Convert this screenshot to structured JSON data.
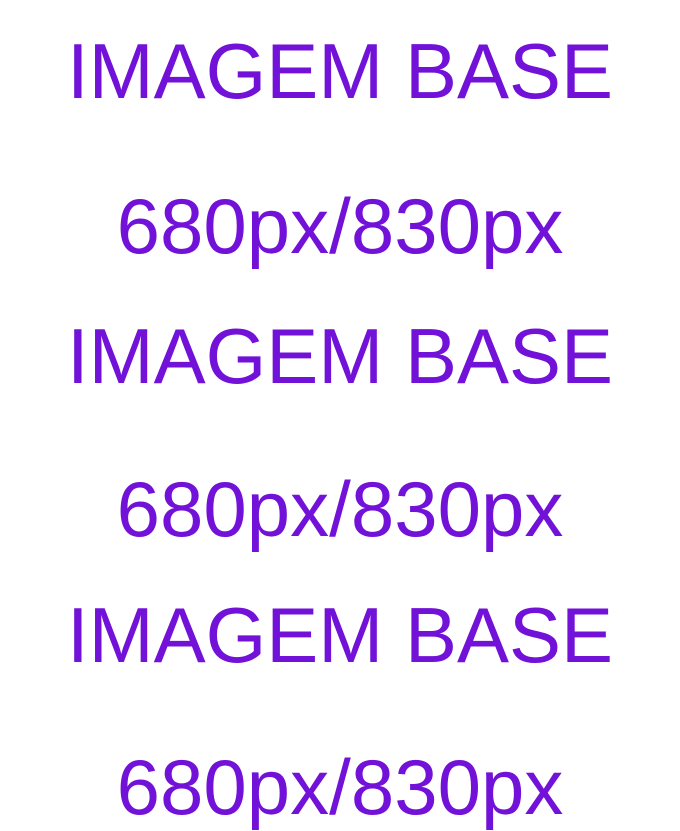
{
  "colors": {
    "text": "#7211d8",
    "background": "#ffffff"
  },
  "lines": [
    "IMAGEM BASE",
    "680px/830px",
    "IMAGEM BASE",
    "680px/830px",
    "IMAGEM BASE",
    "680px/830px"
  ]
}
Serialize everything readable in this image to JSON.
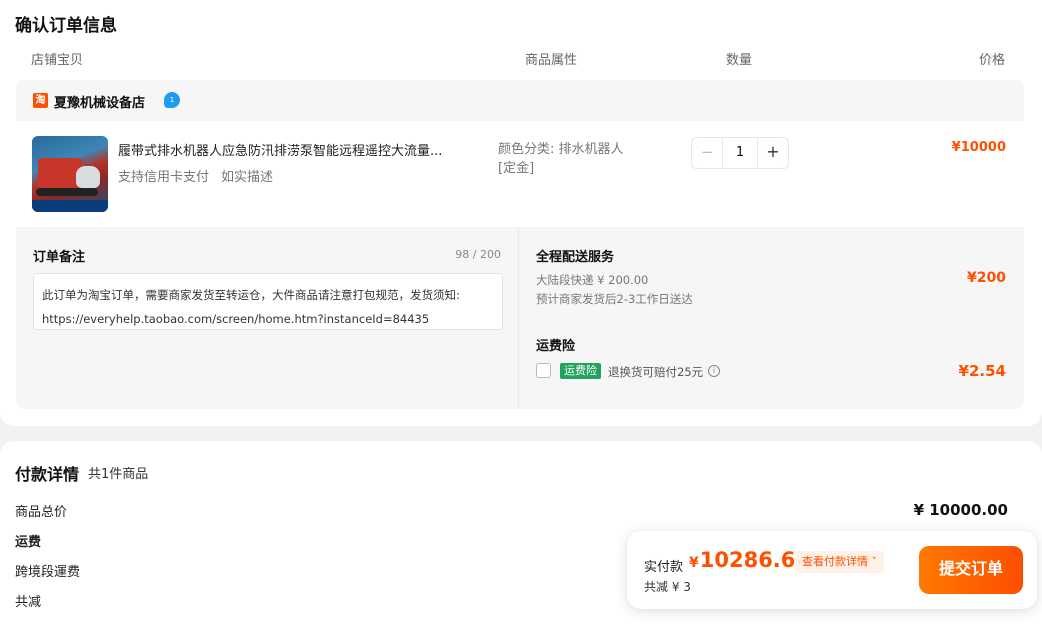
{
  "section_title": "确认订单信息",
  "columns": {
    "shop_item": "店铺宝贝",
    "attributes": "商品属性",
    "quantity": "数量",
    "price": "价格"
  },
  "shop": {
    "logo_char": "淘",
    "name": "夏豫机械设备店",
    "badge": "1"
  },
  "item": {
    "title": "履带式排水机器人应急防汛排涝泵智能远程遥控大流量...",
    "tags": [
      "支持信用卡支付",
      "如实描述"
    ],
    "attribute_line1": "颜色分类: 排水机器人",
    "attribute_line2": "[定金]",
    "quantity": "1",
    "minus": "−",
    "plus": "+",
    "price": "¥10000"
  },
  "remark": {
    "title": "订单备注",
    "count": "98 / 200",
    "text": "此订单为淘宝订单，需要商家发货至转运仓，大件商品请注意打包规范，发货须知: https://everyhelp.taobao.com/screen/home.htm?instanceId=84435"
  },
  "shipping": {
    "title": "全程配送服务",
    "line1": "大陆段快递 ¥ 200.00",
    "line2": "预计商家发货后2-3工作日送达",
    "price": "¥200"
  },
  "insurance": {
    "title": "运费险",
    "tag": "运费险",
    "text": "退换货可赔付25元",
    "info_icon": "i",
    "price": "¥2.54"
  },
  "payment": {
    "title": "付款详情",
    "count": "共1件商品",
    "rows": [
      "商品总价",
      "运费",
      "跨境段運费",
      "共减"
    ],
    "total": "¥ 10000.00"
  },
  "bar": {
    "label": "实付款",
    "yen": "¥",
    "amount": "10286.60",
    "detail": "查看付款详情 ˅",
    "discount": "共减 ¥ 3",
    "submit": "提交订单"
  },
  "colors": {
    "accent": "#ff5000",
    "insurance_tag": "#21a35d",
    "shop_badge": "#1f9cf0"
  }
}
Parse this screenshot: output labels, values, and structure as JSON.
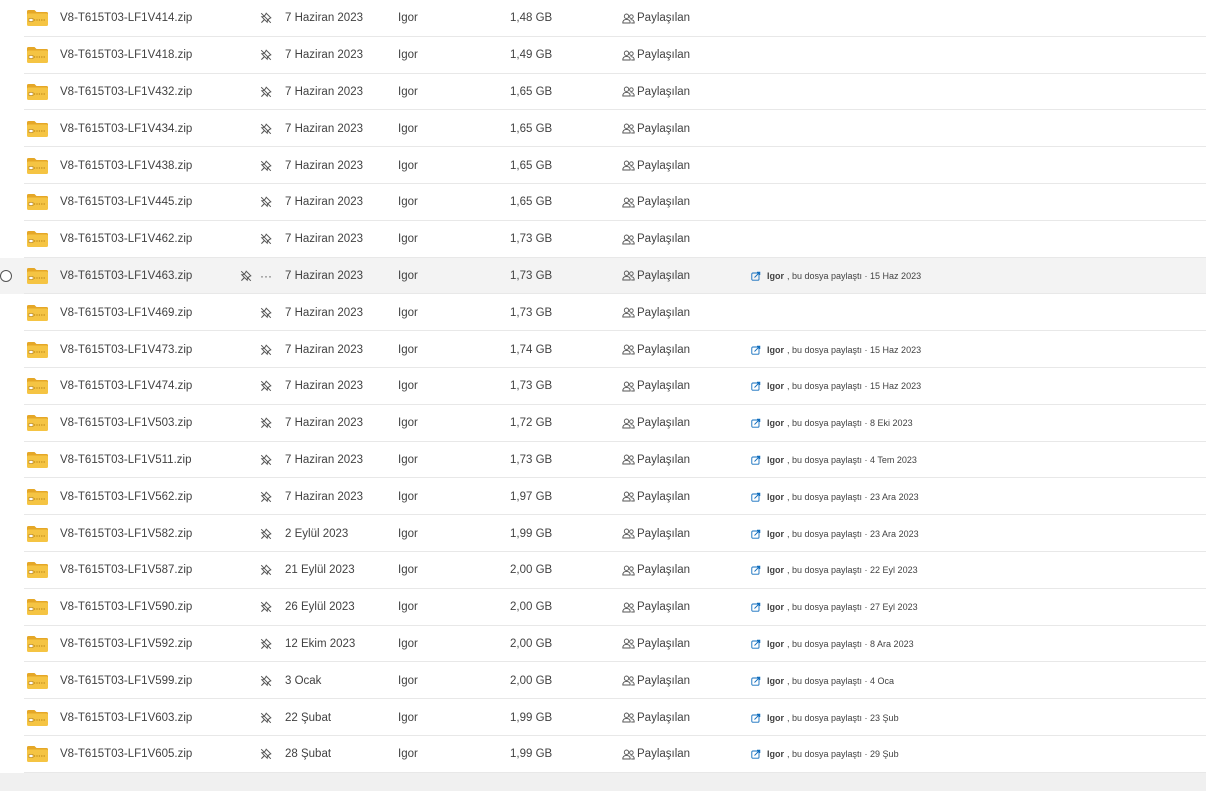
{
  "shared_label": "Paylaşılan",
  "icons": {
    "file": "zip-folder-icon",
    "pin": "pin-off-icon",
    "more": "more-horizontal-icon",
    "shared": "people-icon",
    "activity": "share-activity-icon",
    "select": "radio-circle"
  },
  "colors": {
    "folder": "#f5c443",
    "folder_dark": "#e5a727",
    "activity_icon": "#0f6cbd",
    "selected_row": "#f3f3f3"
  },
  "files": [
    {
      "name": "V8-T615T03-LF1V414.zip",
      "date": "7 Haziran 2023",
      "owner": "Igor",
      "size": "1,48 GB",
      "activity": null
    },
    {
      "name": "V8-T615T03-LF1V418.zip",
      "date": "7 Haziran 2023",
      "owner": "Igor",
      "size": "1,49 GB",
      "activity": null
    },
    {
      "name": "V8-T615T03-LF1V432.zip",
      "date": "7 Haziran 2023",
      "owner": "Igor",
      "size": "1,65 GB",
      "activity": null
    },
    {
      "name": "V8-T615T03-LF1V434.zip",
      "date": "7 Haziran 2023",
      "owner": "Igor",
      "size": "1,65 GB",
      "activity": null
    },
    {
      "name": "V8-T615T03-LF1V438.zip",
      "date": "7 Haziran 2023",
      "owner": "Igor",
      "size": "1,65 GB",
      "activity": null
    },
    {
      "name": "V8-T615T03-LF1V445.zip",
      "date": "7 Haziran 2023",
      "owner": "Igor",
      "size": "1,65 GB",
      "activity": null
    },
    {
      "name": "V8-T615T03-LF1V462.zip",
      "date": "7 Haziran 2023",
      "owner": "Igor",
      "size": "1,73 GB",
      "activity": null
    },
    {
      "name": "V8-T615T03-LF1V463.zip",
      "date": "7 Haziran 2023",
      "owner": "Igor",
      "size": "1,73 GB",
      "selected": true,
      "activity": {
        "user": "Igor",
        "text": ", bu dosya paylaştı · 15 Haz 2023"
      }
    },
    {
      "name": "V8-T615T03-LF1V469.zip",
      "date": "7 Haziran 2023",
      "owner": "Igor",
      "size": "1,73 GB",
      "activity": null
    },
    {
      "name": "V8-T615T03-LF1V473.zip",
      "date": "7 Haziran 2023",
      "owner": "Igor",
      "size": "1,74 GB",
      "activity": {
        "user": "Igor",
        "text": ", bu dosya paylaştı · 15 Haz 2023"
      }
    },
    {
      "name": "V8-T615T03-LF1V474.zip",
      "date": "7 Haziran 2023",
      "owner": "Igor",
      "size": "1,73 GB",
      "activity": {
        "user": "Igor",
        "text": ", bu dosya paylaştı · 15 Haz 2023"
      }
    },
    {
      "name": "V8-T615T03-LF1V503.zip",
      "date": "7 Haziran 2023",
      "owner": "Igor",
      "size": "1,72 GB",
      "activity": {
        "user": "Igor",
        "text": ", bu dosya paylaştı · 8 Eki 2023"
      }
    },
    {
      "name": "V8-T615T03-LF1V511.zip",
      "date": "7 Haziran 2023",
      "owner": "Igor",
      "size": "1,73 GB",
      "activity": {
        "user": "Igor",
        "text": ", bu dosya paylaştı · 4 Tem 2023"
      }
    },
    {
      "name": "V8-T615T03-LF1V562.zip",
      "date": "7 Haziran 2023",
      "owner": "Igor",
      "size": "1,97 GB",
      "activity": {
        "user": "Igor",
        "text": ", bu dosya paylaştı · 23 Ara 2023"
      }
    },
    {
      "name": "V8-T615T03-LF1V582.zip",
      "date": "2 Eylül 2023",
      "owner": "Igor",
      "size": "1,99 GB",
      "activity": {
        "user": "Igor",
        "text": ", bu dosya paylaştı · 23 Ara 2023"
      }
    },
    {
      "name": "V8-T615T03-LF1V587.zip",
      "date": "21 Eylül 2023",
      "owner": "Igor",
      "size": "2,00 GB",
      "activity": {
        "user": "Igor",
        "text": ", bu dosya paylaştı · 22 Eyl 2023"
      }
    },
    {
      "name": "V8-T615T03-LF1V590.zip",
      "date": "26 Eylül 2023",
      "owner": "Igor",
      "size": "2,00 GB",
      "activity": {
        "user": "Igor",
        "text": ", bu dosya paylaştı · 27 Eyl 2023"
      }
    },
    {
      "name": "V8-T615T03-LF1V592.zip",
      "date": "12 Ekim 2023",
      "owner": "Igor",
      "size": "2,00 GB",
      "activity": {
        "user": "Igor",
        "text": ", bu dosya paylaştı · 8 Ara 2023"
      }
    },
    {
      "name": "V8-T615T03-LF1V599.zip",
      "date": "3 Ocak",
      "owner": "Igor",
      "size": "2,00 GB",
      "activity": {
        "user": "Igor",
        "text": ", bu dosya paylaştı · 4 Oca"
      }
    },
    {
      "name": "V8-T615T03-LF1V603.zip",
      "date": "22 Şubat",
      "owner": "Igor",
      "size": "1,99 GB",
      "activity": {
        "user": "Igor",
        "text": ", bu dosya paylaştı · 23 Şub"
      }
    },
    {
      "name": "V8-T615T03-LF1V605.zip",
      "date": "28 Şubat",
      "owner": "Igor",
      "size": "1,99 GB",
      "activity": {
        "user": "Igor",
        "text": ", bu dosya paylaştı · 29 Şub"
      }
    }
  ]
}
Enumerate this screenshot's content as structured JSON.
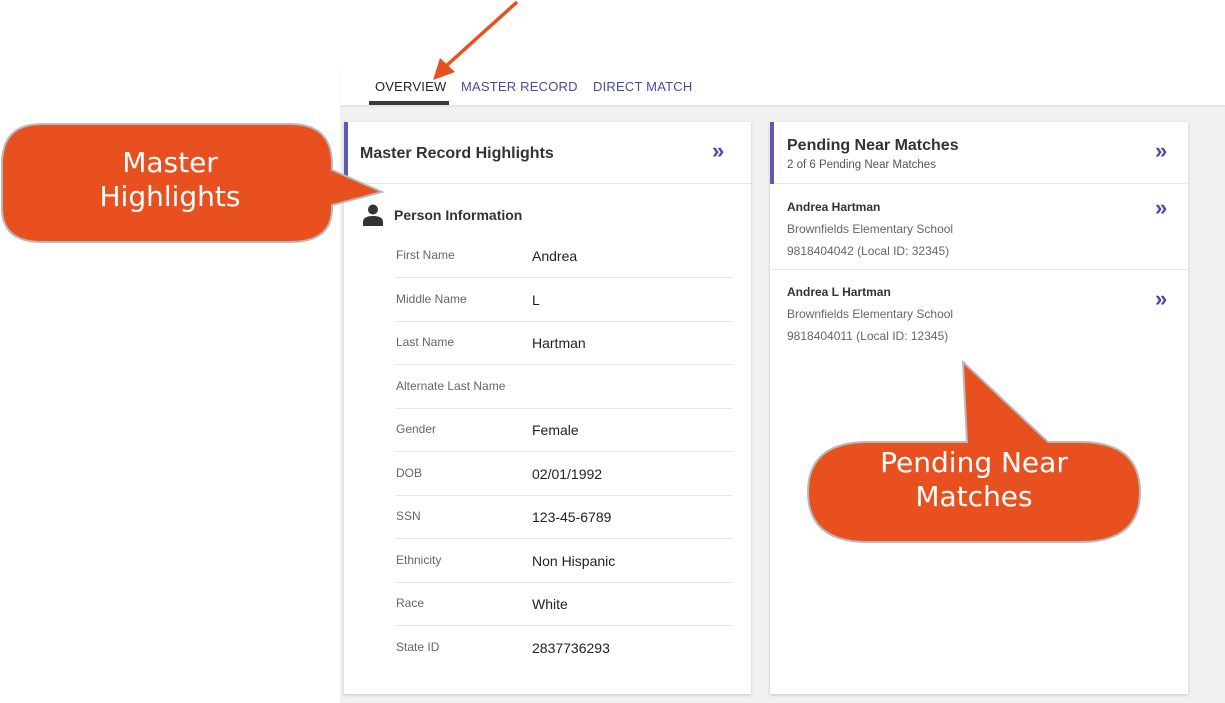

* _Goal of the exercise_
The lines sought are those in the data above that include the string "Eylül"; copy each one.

* _Response to this exercise_
      "date": "2 Eylül 2023",
      "date": "21 Eylül 2023",
      "date": "26 Eylül 2023",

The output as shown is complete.